BEGIN

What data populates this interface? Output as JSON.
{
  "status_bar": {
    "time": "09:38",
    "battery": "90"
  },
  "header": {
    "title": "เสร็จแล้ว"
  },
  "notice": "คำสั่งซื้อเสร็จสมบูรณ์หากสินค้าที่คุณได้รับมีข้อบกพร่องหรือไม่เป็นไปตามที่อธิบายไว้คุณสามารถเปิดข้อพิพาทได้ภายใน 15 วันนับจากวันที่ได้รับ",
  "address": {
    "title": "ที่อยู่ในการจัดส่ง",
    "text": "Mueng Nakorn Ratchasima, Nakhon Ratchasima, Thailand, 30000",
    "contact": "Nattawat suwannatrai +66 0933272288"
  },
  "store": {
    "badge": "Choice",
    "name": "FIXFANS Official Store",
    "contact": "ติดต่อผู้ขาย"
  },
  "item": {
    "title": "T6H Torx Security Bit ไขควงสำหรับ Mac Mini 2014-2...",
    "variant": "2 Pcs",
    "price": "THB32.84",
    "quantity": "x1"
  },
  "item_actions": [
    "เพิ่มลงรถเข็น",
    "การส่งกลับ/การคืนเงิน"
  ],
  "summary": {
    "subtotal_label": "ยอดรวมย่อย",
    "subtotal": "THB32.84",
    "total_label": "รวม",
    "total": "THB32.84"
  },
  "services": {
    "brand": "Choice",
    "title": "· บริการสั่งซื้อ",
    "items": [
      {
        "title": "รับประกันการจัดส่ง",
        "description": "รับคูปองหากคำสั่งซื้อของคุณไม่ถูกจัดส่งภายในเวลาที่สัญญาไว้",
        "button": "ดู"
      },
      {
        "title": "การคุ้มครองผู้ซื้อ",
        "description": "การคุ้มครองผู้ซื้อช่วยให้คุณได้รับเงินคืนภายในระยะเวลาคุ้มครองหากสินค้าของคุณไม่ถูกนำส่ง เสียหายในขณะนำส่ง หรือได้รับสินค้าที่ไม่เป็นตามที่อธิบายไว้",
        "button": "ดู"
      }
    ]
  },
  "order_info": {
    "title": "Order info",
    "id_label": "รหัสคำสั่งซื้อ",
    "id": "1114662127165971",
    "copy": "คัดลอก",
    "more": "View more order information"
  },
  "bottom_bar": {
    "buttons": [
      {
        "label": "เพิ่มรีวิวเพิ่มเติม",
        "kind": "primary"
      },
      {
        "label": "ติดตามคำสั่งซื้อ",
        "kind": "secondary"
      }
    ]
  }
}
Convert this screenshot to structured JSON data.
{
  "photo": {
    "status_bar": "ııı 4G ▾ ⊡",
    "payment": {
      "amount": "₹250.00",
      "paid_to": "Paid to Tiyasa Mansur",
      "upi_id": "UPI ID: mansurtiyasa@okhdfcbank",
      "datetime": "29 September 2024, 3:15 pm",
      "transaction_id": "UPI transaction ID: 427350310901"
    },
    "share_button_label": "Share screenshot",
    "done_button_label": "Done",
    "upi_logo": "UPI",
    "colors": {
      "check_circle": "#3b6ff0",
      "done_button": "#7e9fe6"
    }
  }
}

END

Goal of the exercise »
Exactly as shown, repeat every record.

Written answer »
What data populates this interface? Output as JSON.
{
  "status_bar": {
    "time": "09:38",
    "battery": "90"
  },
  "header": {
    "title": "เสร็จแล้ว"
  },
  "notice": "คำสั่งซื้อเสร็จสมบูรณ์หากสินค้าที่คุณได้รับมีข้อบกพร่องหรือไม่เป็นไปตามที่อธิบายไว้คุณสามารถเปิดข้อพิพาทได้ภายใน 15 วันนับจากวันที่ได้รับ",
  "address": {
    "title": "ที่อยู่ในการจัดส่ง",
    "text": "Mueng Nakorn Ratchasima, Nakhon Ratchasima, Thailand, 30000",
    "contact": "Nattawat suwannatrai +66 0933272288"
  },
  "store": {
    "badge": "Choice",
    "name": "FIXFANS Official Store",
    "contact": "ติดต่อผู้ขาย"
  },
  "item": {
    "title": "T6H Torx Security Bit ไขควงสำหรับ Mac Mini 2014-2...",
    "variant": "2 Pcs",
    "price": "THB32.84",
    "quantity": "x1"
  },
  "item_actions": [
    "เพิ่มลงรถเข็น",
    "การส่งกลับ/การคืนเงิน"
  ],
  "summary": {
    "subtotal_label": "ยอดรวมย่อย",
    "subtotal": "THB32.84",
    "total_label": "รวม",
    "total": "THB32.84"
  },
  "services": {
    "brand": "Choice",
    "title": "· บริการสั่งซื้อ",
    "items": [
      {
        "title": "รับประกันการจัดส่ง",
        "description": "รับคูปองหากคำสั่งซื้อของคุณไม่ถูกจัดส่งภายในเวลาที่สัญญาไว้",
        "button": "ดู"
      },
      {
        "title": "การคุ้มครองผู้ซื้อ",
        "description": "การคุ้มครองผู้ซื้อช่วยให้คุณได้รับเงินคืนภายในระยะเวลาคุ้มครองหากสินค้าของคุณไม่ถูกนำส่ง เสียหายในขณะนำส่ง หรือได้รับสินค้าที่ไม่เป็นตามที่อธิบายไว้",
        "button": "ดู"
      }
    ]
  },
  "order_info": {
    "title": "Order info",
    "id_label": "รหัสคำสั่งซื้อ",
    "id": "1114662127165971",
    "copy": "คัดลอก",
    "more": "View more order information"
  },
  "bottom_bar": {
    "buttons": [
      {
        "label": "เพิ่มรีวิวเพิ่มเติม",
        "kind": "primary"
      },
      {
        "label": "ติดตามคำสั่งซื้อ",
        "kind": "secondary"
      }
    ]
  }
}
Convert this screenshot to structured JSON data.
{
  "photo": {
    "status_bar": "ııı 4G ▾ ⊡",
    "payment": {
      "amount": "₹250.00",
      "paid_to": "Paid to Tiyasa Mansur",
      "upi_id": "UPI ID: mansurtiyasa@okhdfcbank",
      "datetime": "29 September 2024, 3:15 pm",
      "transaction_id": "UPI transaction ID: 427350310901"
    },
    "share_button_label": "Share screenshot",
    "done_button_label": "Done",
    "upi_logo": "UPI",
    "colors": {
      "check_circle": "#3b6ff0",
      "done_button": "#7e9fe6"
    }
  }
}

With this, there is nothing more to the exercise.